Of course, adopting a treaty to prohibit nuclear weapons will not make them immediately disappear. But it will reinforce the stigma against their use, support commitments to nuclear risk reduction, and be a disincentive for proliferation. It will be a concrete step towards fulfilling existing commitments for nuclear disarmament, notably those of Article VI of the Non-Proliferation Treaty. As with chemical and biological weapons, a clear and unambiguous prohibition is the cornerstone of their elimination.

It is a clear statement. What is clear is that these negotiations will proceed, with or without Australia at the table.

While Australia is not represented in any official capacity at the negotiations this week, several members of Australian civil society are there as part of ICAN, the International Campaign to Abolish Nuclear Weapons. They are working alongside like minded governments to achieve a successful outcome. Among them is Sue Coleman-Haseldine, a Kokatha-Mula woman from South Australia, whose community has suffered greatly from the dreadful, ongoing impact of British atmospheric nuclear testing in the 1950s and 1960s. Three years ago, she travelled to Vienna to speak at a major diplomatic conference that helped pave the way for this week's UN negotiations. There she showed courage. She said:

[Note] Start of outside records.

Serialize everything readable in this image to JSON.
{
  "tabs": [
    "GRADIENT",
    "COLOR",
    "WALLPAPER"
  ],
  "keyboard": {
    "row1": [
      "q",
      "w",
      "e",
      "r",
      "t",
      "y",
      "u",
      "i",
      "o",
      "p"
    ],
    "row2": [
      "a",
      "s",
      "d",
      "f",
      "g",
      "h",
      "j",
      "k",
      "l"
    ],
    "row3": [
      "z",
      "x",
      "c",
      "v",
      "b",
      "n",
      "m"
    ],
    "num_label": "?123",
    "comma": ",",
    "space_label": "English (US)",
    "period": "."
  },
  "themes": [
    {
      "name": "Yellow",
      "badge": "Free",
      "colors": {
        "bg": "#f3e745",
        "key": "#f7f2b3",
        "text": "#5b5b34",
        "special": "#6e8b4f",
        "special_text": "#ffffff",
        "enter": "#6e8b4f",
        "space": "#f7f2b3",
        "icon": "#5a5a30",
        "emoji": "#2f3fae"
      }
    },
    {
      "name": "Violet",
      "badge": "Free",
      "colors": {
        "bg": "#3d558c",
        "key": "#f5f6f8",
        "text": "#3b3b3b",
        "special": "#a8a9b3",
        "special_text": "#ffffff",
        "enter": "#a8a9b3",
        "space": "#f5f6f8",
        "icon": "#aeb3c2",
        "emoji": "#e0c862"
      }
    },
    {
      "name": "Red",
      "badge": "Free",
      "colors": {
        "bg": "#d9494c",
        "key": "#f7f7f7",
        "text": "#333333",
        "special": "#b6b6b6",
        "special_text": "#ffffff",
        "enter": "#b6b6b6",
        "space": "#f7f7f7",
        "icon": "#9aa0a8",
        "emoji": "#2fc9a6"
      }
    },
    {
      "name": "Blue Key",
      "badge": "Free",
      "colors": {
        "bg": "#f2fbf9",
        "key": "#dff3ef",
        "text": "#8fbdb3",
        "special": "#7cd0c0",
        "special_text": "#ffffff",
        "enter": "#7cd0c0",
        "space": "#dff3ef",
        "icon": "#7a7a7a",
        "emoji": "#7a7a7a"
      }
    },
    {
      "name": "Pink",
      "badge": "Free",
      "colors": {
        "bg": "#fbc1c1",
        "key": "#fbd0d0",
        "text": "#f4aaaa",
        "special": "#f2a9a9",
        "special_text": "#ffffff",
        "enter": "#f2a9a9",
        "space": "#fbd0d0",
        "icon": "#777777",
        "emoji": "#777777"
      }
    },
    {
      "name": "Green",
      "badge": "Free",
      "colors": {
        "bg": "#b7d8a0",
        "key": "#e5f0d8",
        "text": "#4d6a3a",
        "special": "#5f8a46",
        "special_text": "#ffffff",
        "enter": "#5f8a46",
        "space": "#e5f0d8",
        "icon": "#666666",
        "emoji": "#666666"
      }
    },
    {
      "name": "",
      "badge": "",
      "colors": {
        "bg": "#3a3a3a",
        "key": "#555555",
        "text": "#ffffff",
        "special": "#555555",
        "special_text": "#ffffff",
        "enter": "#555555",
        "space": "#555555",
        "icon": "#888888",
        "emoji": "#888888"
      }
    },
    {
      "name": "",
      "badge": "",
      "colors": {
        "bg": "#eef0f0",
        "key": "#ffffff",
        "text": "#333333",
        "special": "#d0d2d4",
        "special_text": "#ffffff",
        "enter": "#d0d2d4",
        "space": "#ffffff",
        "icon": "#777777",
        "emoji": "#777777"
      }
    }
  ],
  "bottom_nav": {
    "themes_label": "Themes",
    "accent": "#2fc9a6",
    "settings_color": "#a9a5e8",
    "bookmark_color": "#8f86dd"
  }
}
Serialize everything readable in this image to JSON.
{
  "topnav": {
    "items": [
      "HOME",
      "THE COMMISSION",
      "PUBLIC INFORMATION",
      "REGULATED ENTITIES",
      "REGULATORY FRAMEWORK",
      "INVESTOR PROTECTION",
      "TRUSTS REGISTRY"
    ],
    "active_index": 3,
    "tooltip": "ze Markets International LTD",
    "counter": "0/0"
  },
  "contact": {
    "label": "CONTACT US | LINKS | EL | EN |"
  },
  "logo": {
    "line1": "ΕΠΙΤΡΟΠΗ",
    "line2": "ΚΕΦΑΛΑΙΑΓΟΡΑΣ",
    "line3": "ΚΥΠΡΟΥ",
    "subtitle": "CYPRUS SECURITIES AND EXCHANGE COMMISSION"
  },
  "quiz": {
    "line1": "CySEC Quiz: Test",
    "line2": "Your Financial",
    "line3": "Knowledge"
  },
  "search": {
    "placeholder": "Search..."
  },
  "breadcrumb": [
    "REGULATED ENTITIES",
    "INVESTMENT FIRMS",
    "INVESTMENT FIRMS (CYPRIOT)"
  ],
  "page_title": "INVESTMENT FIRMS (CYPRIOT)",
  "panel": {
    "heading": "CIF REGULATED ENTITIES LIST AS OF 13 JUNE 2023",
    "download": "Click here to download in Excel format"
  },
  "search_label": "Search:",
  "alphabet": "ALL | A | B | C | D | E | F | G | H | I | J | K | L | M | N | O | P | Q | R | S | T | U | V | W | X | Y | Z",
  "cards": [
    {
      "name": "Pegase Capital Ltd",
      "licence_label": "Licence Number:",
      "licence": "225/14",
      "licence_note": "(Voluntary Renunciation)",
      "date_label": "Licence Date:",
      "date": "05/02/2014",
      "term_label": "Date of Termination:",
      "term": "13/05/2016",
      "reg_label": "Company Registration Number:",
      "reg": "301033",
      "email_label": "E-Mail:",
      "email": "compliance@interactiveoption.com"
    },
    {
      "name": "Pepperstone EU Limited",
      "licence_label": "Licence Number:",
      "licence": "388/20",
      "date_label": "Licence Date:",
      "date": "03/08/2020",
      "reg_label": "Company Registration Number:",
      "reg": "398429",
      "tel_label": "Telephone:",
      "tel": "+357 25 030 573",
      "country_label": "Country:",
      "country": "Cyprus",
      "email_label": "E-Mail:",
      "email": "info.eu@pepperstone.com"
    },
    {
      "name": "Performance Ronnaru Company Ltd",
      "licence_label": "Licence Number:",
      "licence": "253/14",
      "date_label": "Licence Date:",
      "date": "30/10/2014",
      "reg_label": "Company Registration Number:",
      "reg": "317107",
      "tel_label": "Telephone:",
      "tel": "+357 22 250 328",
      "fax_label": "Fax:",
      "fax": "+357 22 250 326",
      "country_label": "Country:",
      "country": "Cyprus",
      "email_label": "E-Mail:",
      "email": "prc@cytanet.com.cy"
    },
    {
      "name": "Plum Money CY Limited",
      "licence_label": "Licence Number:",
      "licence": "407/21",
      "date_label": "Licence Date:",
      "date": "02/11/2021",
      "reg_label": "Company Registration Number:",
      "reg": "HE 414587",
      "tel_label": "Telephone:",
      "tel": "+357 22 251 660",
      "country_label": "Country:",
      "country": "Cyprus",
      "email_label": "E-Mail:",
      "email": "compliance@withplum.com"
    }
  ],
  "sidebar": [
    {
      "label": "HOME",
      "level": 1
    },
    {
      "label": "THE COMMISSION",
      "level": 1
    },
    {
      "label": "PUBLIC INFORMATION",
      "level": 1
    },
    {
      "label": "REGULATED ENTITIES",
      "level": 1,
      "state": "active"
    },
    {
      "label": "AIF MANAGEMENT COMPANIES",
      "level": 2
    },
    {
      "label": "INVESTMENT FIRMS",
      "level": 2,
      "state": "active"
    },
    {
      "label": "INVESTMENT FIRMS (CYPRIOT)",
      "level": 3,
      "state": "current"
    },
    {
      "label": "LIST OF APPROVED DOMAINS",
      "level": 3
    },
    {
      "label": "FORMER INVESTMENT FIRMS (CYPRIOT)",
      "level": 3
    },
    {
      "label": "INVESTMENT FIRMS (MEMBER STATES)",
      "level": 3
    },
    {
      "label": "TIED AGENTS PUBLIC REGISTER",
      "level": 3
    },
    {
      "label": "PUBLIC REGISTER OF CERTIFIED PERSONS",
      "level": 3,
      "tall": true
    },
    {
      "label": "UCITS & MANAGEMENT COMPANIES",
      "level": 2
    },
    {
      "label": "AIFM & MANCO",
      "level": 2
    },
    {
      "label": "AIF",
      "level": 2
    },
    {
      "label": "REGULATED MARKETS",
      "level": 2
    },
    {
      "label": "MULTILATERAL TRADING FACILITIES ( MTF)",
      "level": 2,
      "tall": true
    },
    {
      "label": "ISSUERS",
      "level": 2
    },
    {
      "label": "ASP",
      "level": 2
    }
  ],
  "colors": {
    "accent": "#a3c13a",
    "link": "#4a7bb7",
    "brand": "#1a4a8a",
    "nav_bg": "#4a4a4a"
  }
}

We are telling the story so that our history is not forgotten but also to create a better future for all people, all over the world.

If you love your own children and care for the children of the world, you will find the courage to stand up and say "enough".

Always keeping in mind that the future forever belongs to the next generation

For the sake of current and future generations, I urge the Australian government to change its position, to stand on the right side of history and join the UN negotiations this week in New York and commit to the cause of eliminating nuclear weapons.